Workshop 2: A framework for development of social-ecological models of transformative change for sustainable ocean management
Workshop co-convenors: Thorsten Blenckner, Marion Gehlen, Hicham Masski, Kelly Ortega Cisneros and Lynne Shannon
Keynote Speaker: Beth Fulton
Beth Fulton is a Principal Research Scientist with CSIRO Oceans and Atmosphere. She is also the Deputy Director of the Centre of Marine Socioecology and the Research Program Leader for Ecosystems and Environment in the Australia Blue Economy Cooperative Research Centre. Beth has vast experience in ecosystem modelling and sustainability, working with a broad range of collaborators to find practical means of achieving ecosystem-based management and sustainability. She has developed various system modelling tools, the best known of which is the Atlantis modelling framework that has been applied in more than 40 marine ecosystems around the world. The models developed by Beth’s team are some of the first to give equal attention to biophysical and human components of marine and coastal ecosystems and have been used to consider effective means of conserving and monitoring marine and coastal ecosystems.
About this workshop
The overall objective of this workshop is to share experiences of social-ecological modelling approaches to study different future pathways for transformative changes in the ocean. The focus will be on how to do this rather than on theory and the need for this type of modelling. Different case studies will be used to advance the frontiers of which processes are possible to model systematically. We aim to develop a framework for better understanding how social-ecological models can be used to inform transformative management actions towards sustainable future oceans.

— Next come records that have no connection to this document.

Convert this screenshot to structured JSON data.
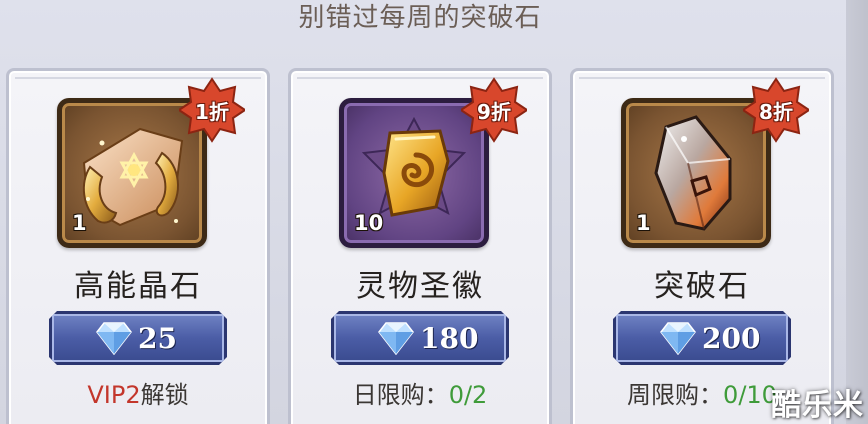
{
  "header": {
    "title": "别错过每周的突破石"
  },
  "items": [
    {
      "name": "高能晶石",
      "quantity": "1",
      "discount": "1折",
      "price": "25",
      "limit_prefix": "VIP2",
      "limit_suffix": "解锁",
      "icon": "high-energy-crystal-icon"
    },
    {
      "name": "灵物圣徽",
      "quantity": "10",
      "discount": "9折",
      "price": "180",
      "limit_label": "日限购：",
      "limit_count": "0/2",
      "icon": "spirit-emblem-icon"
    },
    {
      "name": "突破石",
      "quantity": "1",
      "discount": "8折",
      "price": "200",
      "limit_label": "周限购：",
      "limit_count": "0/10",
      "icon": "breakthrough-stone-icon"
    }
  ],
  "watermark": "酷乐米",
  "colors": {
    "discount_badge": "#d8472c",
    "price_button": "#4b5da6",
    "vip_text": "#c3362b",
    "limit_count_text": "#3f9b3a"
  },
  "currency_icon": "diamond-gem-icon"
}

Key social-ecological modelling approaches will be explored across case studies. Specific questions to be discussed in the workshop include:
- Which different kinds of social-ecological modelling approaches have been used, at which scales and for which sectors or components of the system?
- How are context- and path-dependent processes being addressed?
- What social-ecological observations/data are used for the model testing and validation, and how? And what strategy has been used for data-poor environments?
- How can qualitative and quantitative models/methods of different complexity be integrated to address transformation pathways to help ocean management?
- How can cumulative impacts across sectors be modelled?
- Which uncertainty-handling methods and information are used?
Outcomes and expected impact
The workshop will develop a social-ecological modelling framework mapping how transformative change can be modelled to inform sustainable ocean management. This framework will also consider different modelling approaches (qualitative, participatory, quantitative, scenario-based). An outlook paper focusing on “the how” is planned to be the key output of the workshop.